Lina is thinking about how to make cans and at the same time use as little metal as possible. That would be optimal. The can she holds in her hand holds 330 milliliters. In order for it to be easy to hold, the can has the shape of a cylinder. Cylinder volume is calculated by multiplying the base area, which is a circle, times the height of the cylinder.

So, pi times radius squared which is the circle, times the height. The can can hold 330 milliliters, or 330 cubic centimeters. That is the constraint on the volume. Therefore the constraint equation is, pi times radius squared times the height, which equals 330. We calculate the amount of material required by adding up the three areas of the can, the lid, the bottom and the curved surface around the can.

This is the total surface area for a cylinder. The lid and bottom are both circles in shape. The area of the lid is pi times radius squared. But we also have a bottom, so we have to multiply the area by two. We make a cut along the height of the curved surface around the can and flatten it.

That surface has the shape of a rectangle. The width of the rectangle is the perimeter of the can. The height of the rectangle is the height of the can. The area for this surface is the width times the height or pi times two times the radius, times the height. Add the areas for the lid, the bottom and the rectangle, and we get the total surface area.

Lina wants to use as little material as possible. She wants to optimize the area. Therefore, she must find out which values of the radius, r, and the height, h which give the smallest area. This means that the formula for calculating the total surface area is an optimization equation. It can be simplified so that it contains only one unknown value.

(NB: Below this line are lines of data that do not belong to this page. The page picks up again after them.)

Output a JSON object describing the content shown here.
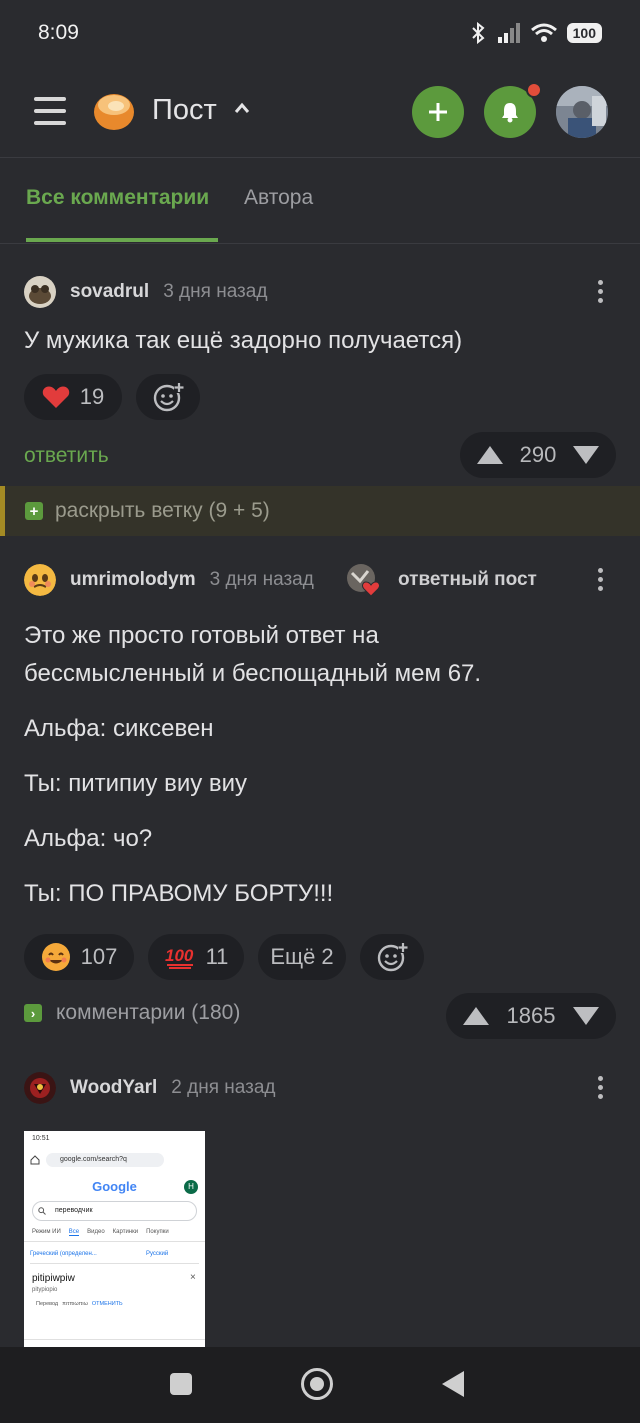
{
  "status": {
    "time": "8:09",
    "battery": "100"
  },
  "app": {
    "title": "Пост"
  },
  "tabs": [
    {
      "label": "Все комментарии"
    },
    {
      "label": "Автора"
    }
  ],
  "comments": [
    {
      "user": "sovadrul",
      "time": "3 дня назад",
      "text": "У мужика так ещё задорно получается)",
      "likes": "19",
      "reply_label": "ответить",
      "rating": "290"
    },
    {
      "user": "umrimolodym",
      "time": "3 дня назад",
      "answer_post_label": "ответный пост",
      "lines": [
        "Это же просто готовый ответ на",
        "бессмысленный и беспощадный мем 67.",
        "Альфа: сиксевен",
        "Ты: питипиу виу виу",
        "Альфа: чо?",
        "Ты: ПО ПРАВОМУ БОРТУ!!!"
      ],
      "reactions": [
        {
          "icon": "smiling-face-icon",
          "count": "107"
        },
        {
          "icon": "hundred-points-icon",
          "count": "11"
        }
      ],
      "more_label": "Ещё 2",
      "comments_label": "комментарии (180)",
      "rating": "1865"
    },
    {
      "user": "WoodYarl",
      "time": "2 дня назад"
    }
  ],
  "expand_label": "раскрыть ветку (9 + 5)",
  "thumb": {
    "status": "10:51",
    "url": "google.com/search?q",
    "logo": "Google",
    "avatar": "H",
    "query": "переводчик",
    "tabs": [
      "Режим ИИ",
      "Все",
      "Видео",
      "Картинки",
      "Покупки"
    ],
    "from_lang": "Греческий (определен...",
    "to_lang": "Русский",
    "input": "pitipiwpiw",
    "translit": "pitypiopio",
    "hint": "Перевод",
    "hint_word": "πιτπιωπιω",
    "cancel": "ОТМЕНИТЬ"
  },
  "colors": {
    "accent": "#6aa84f",
    "background": "#2a2b2f",
    "badge": "#e14d3a"
  }
}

Let’s test replacing h in the optimization equation by using the constraint equation. Divide by 'pi and radius squared' on both sides of the equals sign. Then h, height, equals: 330 divided by 'pi times the radius squared'. Now we replace h in the optimization equation with '330 divided by pi times the radius squared' The new total surface area formula, becomes 'pi times radius squared, times two, plus 660 divided by the radius'. Pause the movie and make sure it is correct.

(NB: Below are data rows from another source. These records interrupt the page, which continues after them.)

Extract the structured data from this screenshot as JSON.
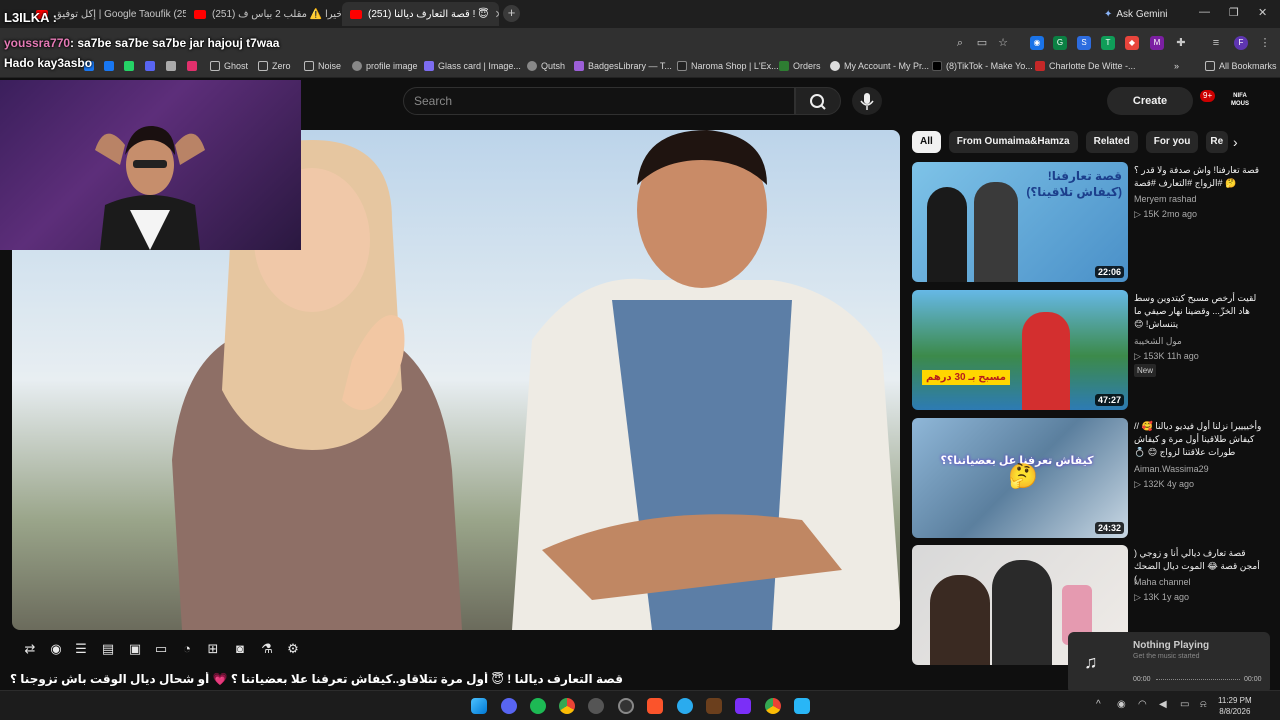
{
  "browser": {
    "tabs": [
      {
        "label": "إكل توفيق | Google Taoufik (255)"
      },
      {
        "label": "(251) و أخيرا ⚠️ مقلب 2 بياس ف..."
      },
      {
        "label": "(251) قصة التعارف ديالنا ! 😇"
      }
    ],
    "ask_gemini": "Ask Gemini"
  },
  "bookmarks": [
    {
      "label": "Ghost"
    },
    {
      "label": "Zero"
    },
    {
      "label": "Noise"
    },
    {
      "label": "profile image"
    },
    {
      "label": "Glass card | Image..."
    },
    {
      "label": "Qutsh"
    },
    {
      "label": "BadgesLibrary — T..."
    },
    {
      "label": "Naroma Shop | L'Ex..."
    },
    {
      "label": "Orders"
    },
    {
      "label": "My Account - My Pr..."
    },
    {
      "label": "(8)TikTok - Make Yo..."
    },
    {
      "label": "Charlotte De Witte -..."
    }
  ],
  "all_bookmarks": "All Bookmarks",
  "youtube": {
    "search_placeholder": "Search",
    "create_label": "Create",
    "notif_count": "9+",
    "channel_logo": "NIFA MOUS"
  },
  "overlay": {
    "line1": "L3ILKA :",
    "user": "youssra770",
    "message": ": sa7be sa7be sa7be jar hajouj t7waa",
    "line3": "Hado kay3asbo"
  },
  "video": {
    "title": "قصة التعارف ديالنا ! 😇 أول مرة تتلاقاو..كيفاش تعرفنا علا بعضياتنا ؟ 💗 أو شحال ديال الوقت باش تزوجنا ؟"
  },
  "chips": [
    {
      "label": "All",
      "active": true
    },
    {
      "label": "From Oumaima&Hamza"
    },
    {
      "label": "Related"
    },
    {
      "label": "For you"
    },
    {
      "label": "Re"
    }
  ],
  "recommendations": [
    {
      "title": "قصة تعارفنا! واش صدفة ولا قدر ؟ 🤔 #الزواج #التعارف #قصة",
      "channel": "Meryem rashad",
      "meta": "15K  2mo ago",
      "duration": "22:06",
      "thumb_text": "قصة تعارفنا! (كيفاش تلاقينا؟)"
    },
    {
      "title": "لقيت أرخص مسبح كيتدوين وسط هاد الخزّ... وقضينا نهار صيفي ما يتنساش! 😊",
      "channel": "مول الشخيبة",
      "meta": "153K  11h ago",
      "badge": "New",
      "duration": "47:27",
      "thumb_text": "مسبح بـ 30 درهم"
    },
    {
      "title": "وأخييييرا نزلنا أول فيديو ديالنا 🥰 // كيفاش طلاقينا أول مرة و كيفاش طورات علاقتنا لزواج 😊 💍",
      "channel": "Aiman.Wassima29",
      "meta": "132K  4y ago",
      "duration": "24:32",
      "thumb_text": "كيفاش تعرفنا عل بعضياتنا؟؟"
    },
    {
      "title": "قصة تعارف ديالي أنا و زوجي ( أمجن قصة 😂 الموت ديال الضحك )",
      "channel": "Maha channel",
      "meta": "13K  1y ago",
      "duration": "",
      "thumb_text": ""
    }
  ],
  "music": {
    "status": "Nothing Playing",
    "subtitle": "Get the music started",
    "time_start": "00:00",
    "time_end": "00:00"
  },
  "taskbar": {
    "time": "11:29 PM",
    "date": "8/8/2026"
  }
}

How do we now get the smallest, the optimal area? Let’s test different values of r with a table. Enter some values for the radius, r, in column A. And in column B, write the different values you get. As the radius increases, the total surface area decreases, until the radius has increased to 5, then the area increases again.

So, where the radius is about 4 centimeters, that is the smallest total surface area. But it is not certain that it is exactly 4 centimeters that gives the smallest total surface area. With the radius 3,9 [3.9] we get a smaller total surface area. We test with 3,8...3,7...3,6...! [We test with 3.8...3.7...3.6...!] Aha! The area becomes smaller until the radius is reduced to 3,7.[3.7] Let’s try with two decimals.

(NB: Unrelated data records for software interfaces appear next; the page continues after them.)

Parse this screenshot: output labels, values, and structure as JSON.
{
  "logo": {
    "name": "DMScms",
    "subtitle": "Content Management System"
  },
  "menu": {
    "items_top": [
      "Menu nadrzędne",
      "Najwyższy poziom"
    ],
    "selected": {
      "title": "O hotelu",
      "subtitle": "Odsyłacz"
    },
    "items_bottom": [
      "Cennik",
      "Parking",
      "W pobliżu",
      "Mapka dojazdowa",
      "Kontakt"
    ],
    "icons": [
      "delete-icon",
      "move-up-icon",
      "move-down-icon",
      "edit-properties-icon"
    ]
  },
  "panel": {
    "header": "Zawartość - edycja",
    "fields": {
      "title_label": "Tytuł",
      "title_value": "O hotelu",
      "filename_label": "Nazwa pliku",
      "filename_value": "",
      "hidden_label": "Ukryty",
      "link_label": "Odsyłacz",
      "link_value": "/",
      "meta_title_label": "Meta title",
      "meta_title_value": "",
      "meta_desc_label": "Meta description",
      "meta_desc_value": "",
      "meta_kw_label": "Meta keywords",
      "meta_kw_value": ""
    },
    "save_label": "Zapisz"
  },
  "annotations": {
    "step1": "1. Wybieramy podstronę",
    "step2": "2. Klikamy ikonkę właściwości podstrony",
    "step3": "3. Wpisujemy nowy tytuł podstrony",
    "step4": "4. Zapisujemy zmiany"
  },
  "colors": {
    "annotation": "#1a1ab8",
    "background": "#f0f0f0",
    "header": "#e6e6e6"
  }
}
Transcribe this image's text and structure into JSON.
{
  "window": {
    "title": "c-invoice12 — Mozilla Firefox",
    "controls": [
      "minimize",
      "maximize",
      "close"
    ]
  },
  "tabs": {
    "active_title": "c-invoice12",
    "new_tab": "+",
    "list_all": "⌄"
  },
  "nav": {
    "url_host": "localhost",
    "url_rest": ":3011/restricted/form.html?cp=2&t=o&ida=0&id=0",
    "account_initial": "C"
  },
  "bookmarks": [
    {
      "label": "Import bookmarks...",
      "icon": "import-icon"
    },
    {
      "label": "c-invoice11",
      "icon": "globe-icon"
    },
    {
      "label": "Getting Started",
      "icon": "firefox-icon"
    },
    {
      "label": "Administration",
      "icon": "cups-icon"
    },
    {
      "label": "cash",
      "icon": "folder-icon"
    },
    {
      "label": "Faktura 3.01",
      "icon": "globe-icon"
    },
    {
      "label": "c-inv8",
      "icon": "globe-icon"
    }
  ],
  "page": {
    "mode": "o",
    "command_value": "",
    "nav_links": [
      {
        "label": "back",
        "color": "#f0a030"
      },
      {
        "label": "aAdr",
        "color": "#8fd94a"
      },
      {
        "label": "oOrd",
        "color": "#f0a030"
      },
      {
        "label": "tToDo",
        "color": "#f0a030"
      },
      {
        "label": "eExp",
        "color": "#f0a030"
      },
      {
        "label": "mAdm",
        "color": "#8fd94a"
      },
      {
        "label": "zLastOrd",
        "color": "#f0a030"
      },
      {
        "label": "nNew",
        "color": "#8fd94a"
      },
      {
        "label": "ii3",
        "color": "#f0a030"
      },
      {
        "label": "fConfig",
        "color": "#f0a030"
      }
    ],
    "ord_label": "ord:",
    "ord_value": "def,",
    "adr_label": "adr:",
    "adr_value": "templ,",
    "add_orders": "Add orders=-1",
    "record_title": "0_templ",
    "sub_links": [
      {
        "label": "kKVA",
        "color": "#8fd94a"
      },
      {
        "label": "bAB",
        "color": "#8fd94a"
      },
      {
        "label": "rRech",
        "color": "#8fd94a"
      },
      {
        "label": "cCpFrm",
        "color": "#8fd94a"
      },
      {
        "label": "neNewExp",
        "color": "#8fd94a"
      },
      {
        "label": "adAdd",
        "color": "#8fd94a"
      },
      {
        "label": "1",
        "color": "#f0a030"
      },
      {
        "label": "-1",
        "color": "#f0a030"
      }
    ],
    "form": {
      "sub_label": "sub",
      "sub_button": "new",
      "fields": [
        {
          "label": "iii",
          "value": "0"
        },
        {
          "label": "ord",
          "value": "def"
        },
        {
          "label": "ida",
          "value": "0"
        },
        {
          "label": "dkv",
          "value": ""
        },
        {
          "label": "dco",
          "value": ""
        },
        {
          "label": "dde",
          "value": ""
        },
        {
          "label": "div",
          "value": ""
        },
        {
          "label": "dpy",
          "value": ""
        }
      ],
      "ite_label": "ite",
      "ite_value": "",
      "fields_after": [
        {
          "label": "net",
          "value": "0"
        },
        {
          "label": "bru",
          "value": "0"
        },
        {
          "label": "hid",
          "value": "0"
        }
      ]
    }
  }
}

Then the smallest area is when the radius is 3,74 [3.74]. You can continue with three and four and five decimals, but we will stop here. If the radius is 3,74 [3.74] centimeters, the height is about 7,5 [7.5] centimeters. A radius of 3,74 [3.74] centimeters means that the diameter is 7,48 [7.48] centimeters. We round this of to 7,5. [7.5] The diameter is thus about the same length as the height.

The minimum total surface area of a cylinder appears to be when the height is equal to the diameter. So that is the way a can shaped like a cylinder should be made, to consume minimal material. This is the optimal result for Lina. But the height of the can Lina has is greater than the diameter. This is probably because it is easier to carry and drink from such a can.

Oh Lina ... please / seriously.